The grocery store chain A&P has filed for bankruptcy. Stiff competition in the food retail industry is forcing the storied company to sell off or close almost 300 stores around the Northeast.
As least 55 hospitals across the rural U.S. have closed since 2010. But northern Missouri's Putnam County Memorial finds that adding high-quality specialty services lures patients and revenue.
Earlier this year, the online retailer eliminated managers and embraced 'holacracy' — a system of self-governance. It's one of a handful of firms that's trying to make middle management obsolete.
A new Apple update could challenge the current online business model. Some say less ad revenue means more sites will charge for access to content. There's also a move to block the ad blockers.

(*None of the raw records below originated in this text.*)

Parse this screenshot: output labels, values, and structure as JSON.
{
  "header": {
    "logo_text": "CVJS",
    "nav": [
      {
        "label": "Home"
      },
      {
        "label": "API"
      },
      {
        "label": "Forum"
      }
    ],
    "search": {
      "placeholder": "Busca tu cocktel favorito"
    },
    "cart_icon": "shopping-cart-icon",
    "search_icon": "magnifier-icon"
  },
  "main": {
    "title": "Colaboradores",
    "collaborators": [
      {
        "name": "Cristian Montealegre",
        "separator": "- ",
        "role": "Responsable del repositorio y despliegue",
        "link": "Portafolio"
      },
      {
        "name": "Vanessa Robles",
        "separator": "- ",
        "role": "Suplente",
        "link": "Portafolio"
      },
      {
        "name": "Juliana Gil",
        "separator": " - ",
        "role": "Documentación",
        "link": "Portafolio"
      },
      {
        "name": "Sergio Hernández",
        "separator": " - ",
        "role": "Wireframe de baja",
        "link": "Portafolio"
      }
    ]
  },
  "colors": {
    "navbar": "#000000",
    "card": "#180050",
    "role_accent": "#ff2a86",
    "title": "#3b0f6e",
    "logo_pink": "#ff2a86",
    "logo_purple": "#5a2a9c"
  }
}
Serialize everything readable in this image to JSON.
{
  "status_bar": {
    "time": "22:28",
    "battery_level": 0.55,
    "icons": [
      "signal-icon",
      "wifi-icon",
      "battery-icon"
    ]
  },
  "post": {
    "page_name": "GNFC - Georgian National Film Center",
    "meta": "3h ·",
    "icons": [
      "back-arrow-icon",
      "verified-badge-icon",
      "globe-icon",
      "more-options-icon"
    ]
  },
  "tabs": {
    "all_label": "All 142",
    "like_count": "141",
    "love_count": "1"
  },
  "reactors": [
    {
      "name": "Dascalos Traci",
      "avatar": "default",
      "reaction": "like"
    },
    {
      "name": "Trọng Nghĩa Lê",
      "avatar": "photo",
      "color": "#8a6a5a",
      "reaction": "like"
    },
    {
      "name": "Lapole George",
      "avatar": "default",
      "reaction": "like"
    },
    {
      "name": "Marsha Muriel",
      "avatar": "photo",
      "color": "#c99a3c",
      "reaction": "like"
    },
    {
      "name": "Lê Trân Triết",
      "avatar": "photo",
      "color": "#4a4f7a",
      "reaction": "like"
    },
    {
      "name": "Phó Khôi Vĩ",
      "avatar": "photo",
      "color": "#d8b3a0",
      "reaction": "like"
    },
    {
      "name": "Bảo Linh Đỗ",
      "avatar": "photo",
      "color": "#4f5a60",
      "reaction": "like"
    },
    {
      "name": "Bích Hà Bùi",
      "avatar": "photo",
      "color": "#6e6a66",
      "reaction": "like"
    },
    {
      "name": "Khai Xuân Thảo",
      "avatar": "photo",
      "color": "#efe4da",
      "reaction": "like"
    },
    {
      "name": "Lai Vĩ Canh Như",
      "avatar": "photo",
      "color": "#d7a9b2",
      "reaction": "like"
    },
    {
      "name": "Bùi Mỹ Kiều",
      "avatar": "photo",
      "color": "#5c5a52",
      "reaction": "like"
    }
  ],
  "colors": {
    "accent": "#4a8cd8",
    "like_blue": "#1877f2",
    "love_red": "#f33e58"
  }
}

Some casinos are switching out slot machines for games of skill. This story originally aired on April 29, 2015, on All Things Considered.
Also today, Greeks were greeted by higher prices on basic goods because of a eurozone-imposed sales tax of between 13 and 23 percent.
An Obamacare tax that starts in 2018 may increase the number of employers establishing private health insurance exchanges. They'll give their workers cash to choose from a bigger variety of plans.
The gossip website last week published a story about the personal life of a media executive. Following a backlash, Gawker's managing partnership voted to take the post down.
The Wisconsin governor loves Kohl's, and he loves low tax rates, so he's mixing the two together into a new concept: the Kohl's curve. But what does it really mean?
Threats to release some 37 million users' photographs and data come at a time when Ashley Madison's leaders have been discussing a potential $200 million stock offering.
If software can be used to attack a computer network, then companies need permission before sending that software overseas, the government says. But the cybersecurity industry is up in arms.
The Japanese automaker Mitsubishi has apologized to U.S. POWs who were used as forced labor during World War II. James Murphy, 94, was the only serviceman able to make the ceremony in Los Angeles.
Even as other channels tried to adapt to a new TV landscape, ESPN seemed to be impervious for one reason: People want to watch sports live. But ESPN has shed 3.2 million subscribers since May 2014.
Hollywood's female stars have increasingly been speaking out about being paid less than their male costars. Hollywood Reporter's Matthew Belloni discusses the film industry's pay disparities with NPR's Arun Rath.
A senior executive will personally say sorry to James Murphy, 94, who was forced to work in one of the company's copper mines, something he described as "slavery in every way."
Matthew Walzer wrote to Nike with a request: please make shoes people with disabilities can put on unassisted. He and Nike's Tobie Hatfield tell NPR's Rachel Martin about its new shoe, the FlyEase.
The District of Columbia opened its first semipermanent tiny park. The parklet's creators hope the new space will encourage pedestrians to hang out, while others worry about losing parking spaces.
Uber passengers are accustomed to rating drivers. But with Uber feedback, judgment goes both ways. A couple of simple steps can show you your Uber passenger rating — if you really want to find out.
Yanis Varoufakis, who was forced to resign as a condition for concluding a financial rescue deal, says the latest austerity program will "go down in history" as a disaster.